Each of them typically exists in igneous rock, or rock made from cooled magma.Fossils, however, form in sedimentary rock -- sediment quickly covers a dinosaur's body, and the sediment and the bones gradually turn into rock.
But this sediment doesn't typically include the necessary isotopes in measurable amounts.
Fossils can't form in the igneous rock that usually does contain the isotopes.
Results obtained usually signify the "date" of the metamorphism, but they may also yield the "age" of the original volcanic (or sedimentary) rock.
The "age" or "date" is calculated from the amount of the daughter isotope produced by radioactive decay of the parent isotope.
In Grand Canyon, the "date" of metamorphism of the basalt lavas to form these Brahma amphibolites has been determined as 1690-1710 Ma (million years ago), based on U-Pb dating of minerals in the overlying Vishnu Schist and underlying Rama Schist that formed during the metamorphism.
It is also claimed that the original basalt lavas were erupted between 17 Ma, based on U-Pb dating of "original" zircon grains in metamorphosed felsic (granitic) volcanic layers within the Brahma and Rama Schists.
The most widely known form of radiometric dating is carbon-14 dating.
This is what archaeologists use to determine the age of human-made artifacts. The half-life of carbon-14 is only 5,730 years, so carbon-14 dating is only effective on samples that are less than 50,000 years old.

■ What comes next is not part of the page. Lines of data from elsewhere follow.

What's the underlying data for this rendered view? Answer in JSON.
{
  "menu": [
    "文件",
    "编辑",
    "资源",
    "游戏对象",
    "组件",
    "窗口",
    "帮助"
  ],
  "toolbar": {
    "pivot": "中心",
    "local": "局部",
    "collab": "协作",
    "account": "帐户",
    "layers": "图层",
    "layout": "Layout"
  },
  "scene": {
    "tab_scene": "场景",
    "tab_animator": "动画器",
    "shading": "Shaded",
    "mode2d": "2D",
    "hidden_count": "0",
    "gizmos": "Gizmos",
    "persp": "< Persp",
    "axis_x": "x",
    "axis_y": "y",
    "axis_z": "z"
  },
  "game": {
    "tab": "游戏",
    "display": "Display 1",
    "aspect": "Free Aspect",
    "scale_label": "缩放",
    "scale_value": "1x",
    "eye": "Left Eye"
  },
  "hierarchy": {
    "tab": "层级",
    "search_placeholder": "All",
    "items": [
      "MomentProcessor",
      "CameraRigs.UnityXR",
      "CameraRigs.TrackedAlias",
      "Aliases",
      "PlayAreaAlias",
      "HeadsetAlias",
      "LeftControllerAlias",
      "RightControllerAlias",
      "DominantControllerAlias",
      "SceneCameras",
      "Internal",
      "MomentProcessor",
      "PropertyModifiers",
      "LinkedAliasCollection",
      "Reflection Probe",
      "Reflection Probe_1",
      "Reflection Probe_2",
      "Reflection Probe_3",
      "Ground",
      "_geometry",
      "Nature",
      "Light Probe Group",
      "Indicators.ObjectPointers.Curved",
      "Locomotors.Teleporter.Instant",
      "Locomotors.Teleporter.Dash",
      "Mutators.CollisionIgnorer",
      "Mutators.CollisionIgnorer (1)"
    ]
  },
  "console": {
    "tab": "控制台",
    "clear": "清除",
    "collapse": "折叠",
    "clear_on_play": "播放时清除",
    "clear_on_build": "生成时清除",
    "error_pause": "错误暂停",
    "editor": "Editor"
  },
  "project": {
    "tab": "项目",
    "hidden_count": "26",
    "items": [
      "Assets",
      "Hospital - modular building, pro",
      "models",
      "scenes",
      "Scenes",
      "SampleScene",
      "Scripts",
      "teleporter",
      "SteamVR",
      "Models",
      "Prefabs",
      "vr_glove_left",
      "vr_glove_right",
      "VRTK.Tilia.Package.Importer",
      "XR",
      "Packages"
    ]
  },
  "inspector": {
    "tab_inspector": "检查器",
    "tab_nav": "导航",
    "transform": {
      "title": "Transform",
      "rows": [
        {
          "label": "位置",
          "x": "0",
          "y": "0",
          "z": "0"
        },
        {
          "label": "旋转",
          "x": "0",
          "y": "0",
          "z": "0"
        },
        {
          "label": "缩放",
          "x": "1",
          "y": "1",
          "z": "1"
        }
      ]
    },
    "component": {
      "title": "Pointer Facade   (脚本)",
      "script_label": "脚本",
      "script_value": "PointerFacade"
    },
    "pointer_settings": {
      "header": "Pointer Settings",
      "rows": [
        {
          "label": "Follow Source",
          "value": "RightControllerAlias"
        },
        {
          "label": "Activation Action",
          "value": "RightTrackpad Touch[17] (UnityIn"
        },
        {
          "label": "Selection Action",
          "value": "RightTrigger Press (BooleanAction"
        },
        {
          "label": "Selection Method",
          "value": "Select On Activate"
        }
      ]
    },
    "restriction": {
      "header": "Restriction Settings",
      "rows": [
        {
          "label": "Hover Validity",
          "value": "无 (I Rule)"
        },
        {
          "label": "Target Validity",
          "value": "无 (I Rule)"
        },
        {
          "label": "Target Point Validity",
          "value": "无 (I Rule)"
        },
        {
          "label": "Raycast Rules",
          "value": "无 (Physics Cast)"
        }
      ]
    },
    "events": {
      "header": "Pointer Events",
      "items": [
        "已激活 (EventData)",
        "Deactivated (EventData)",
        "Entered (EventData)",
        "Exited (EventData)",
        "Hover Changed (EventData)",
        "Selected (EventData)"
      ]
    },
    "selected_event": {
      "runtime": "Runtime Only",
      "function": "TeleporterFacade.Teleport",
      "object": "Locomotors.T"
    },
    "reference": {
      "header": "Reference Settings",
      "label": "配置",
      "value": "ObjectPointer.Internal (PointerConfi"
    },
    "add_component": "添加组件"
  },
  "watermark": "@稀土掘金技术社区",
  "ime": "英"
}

Using the basic ideas of bracketing and radiometric dating, researchers have determined the age of rock layers all over the world.